In an early 2016 domestic poll of public opinion, 1,000 Bulgarians were asked questions regarding their feelings towards refugees. The poll found that, “three in five Bulgarians think that refugees are threatening the country’s national security” (Sofia News Agency, 2016). 46.5% of the respondents stated that the EU must not help refugees. From that group of people, “18.8% of the respondents reply that the reason is the presence of terrorists among refugees; 16.7% say that Bulgaria cannot cater for its own people due to the poor shape of the economy, while 6.9% see refugees as a threat to the economy and the social safety network of the EU” (Sofia News Agency, 2016). Negative attitudes towards refugees were often attributed to identity, as the roughly 53% of 1,000 respondents who said they were afraid of refugees, 34.1% believe that refugees are a threat because of their religion, 23.6% are afraid of the ethnic origin of the refugees, while 4.6% plainly say that they hate foreigners” (Sofia News Agency, 2016).

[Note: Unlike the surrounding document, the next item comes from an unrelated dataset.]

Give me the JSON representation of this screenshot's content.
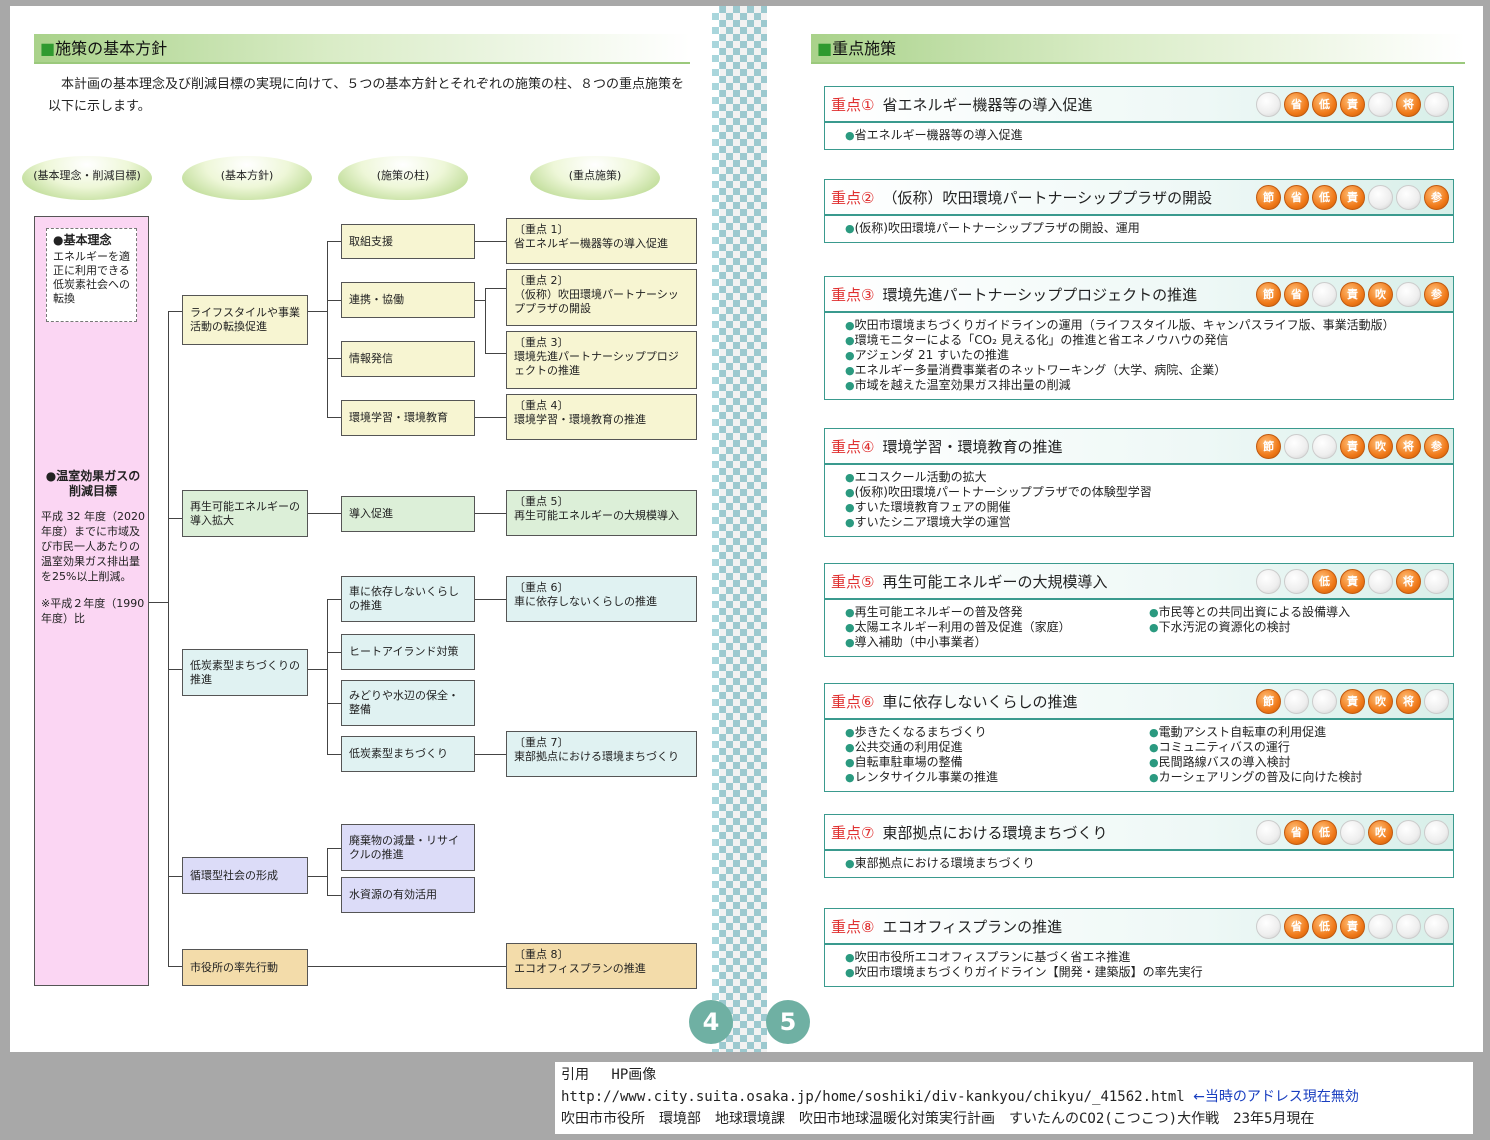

Overall, the Bulgarian government has done everything in its power to discourage refugees from seeking asylum within Bulgaria and stopping refugees from passing through illegally. Bulgaria was one of the first countries to close its borders in late 2015, as refugees were arriving from both Turkey and Greece. Because of this decision to close the borders, “the rates of illegal migration through Bulgaria are relatively low, the impact of refugee crisis on Bulgarian society at this stage being primarily in political and psychological terms, while the actual pressure, including that which is economic and social, remains relatively low in comparison with a number of other European states, especially those from South and South-East Europe” (Kyuchukov, 2016). Anti-refugee sentiment appears to be relatively contained to a small percentage of Bulgarian citizens, yet the government allows them to be outspoken about their opinions in the media as a way of influencing others and warning refugees to stay away. “In an Arabic language ‘Refugee Handbook,’ Bulgaria ranks first among countries asylum seekers should avoid. Refugees say xenophobia and Islamophobia are widespread and that they try to skirt around the country” (Andreev and Vaksberg, 2015).
Written by: Kaitlyn Lynes